### The problem
Your reply should consist of the entries, copied exactly and stripped of images.

### Data shown
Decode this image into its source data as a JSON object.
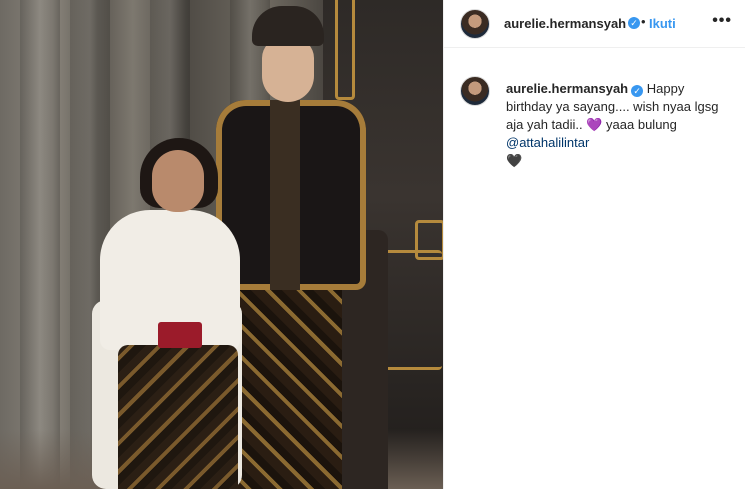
{
  "post": {
    "username": "aurelie.hermansyah",
    "dot": "•",
    "follow_label": "Ikuti",
    "more_label": "•••",
    "verified_mark": "✓"
  },
  "caption": {
    "username": "aurelie.hermansyah",
    "text_1": "Happy birthday ya sayang.... wish nyaa lgsg aja yah tadii..",
    "heart_1": "💜",
    "text_2": "yaaa bulung",
    "mention": "@attahalilintar",
    "heart_2": "🖤"
  }
}
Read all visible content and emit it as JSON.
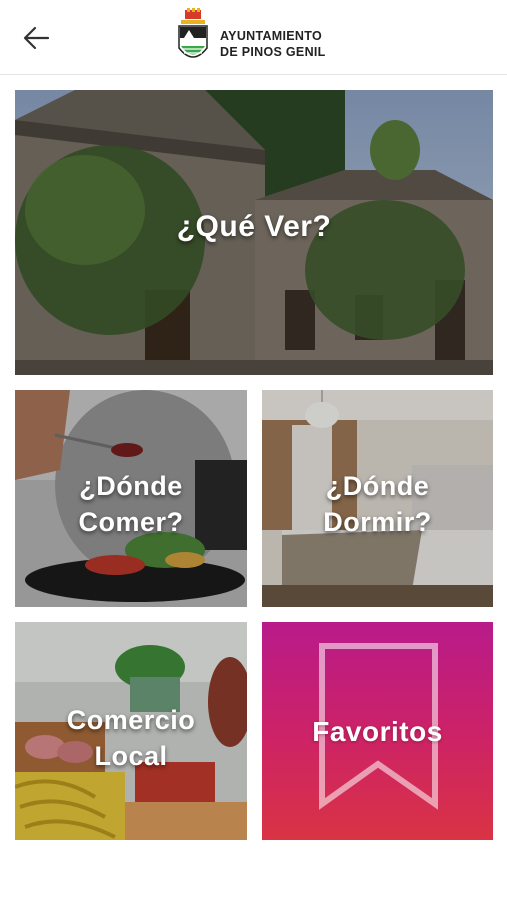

### Result
Decode this image into its source data as a JSON object.
{
  "post": {
    "username": "aurelie.hermansyah",
    "dot": "•",
    "follow_label": "Ikuti",
    "more_label": "•••",
    "verified_mark": "✓"
  },
  "caption": {
    "username": "aurelie.hermansyah",
    "text_1": "Happy birthday ya sayang.... wish nyaa lgsg aja yah tadii..",
    "heart_1": "💜",
    "text_2": "yaaa bulung",
    "mention": "@attahalilintar",
    "heart_2": "🖤"
  }
}
Read all visible content and emit it as JSON.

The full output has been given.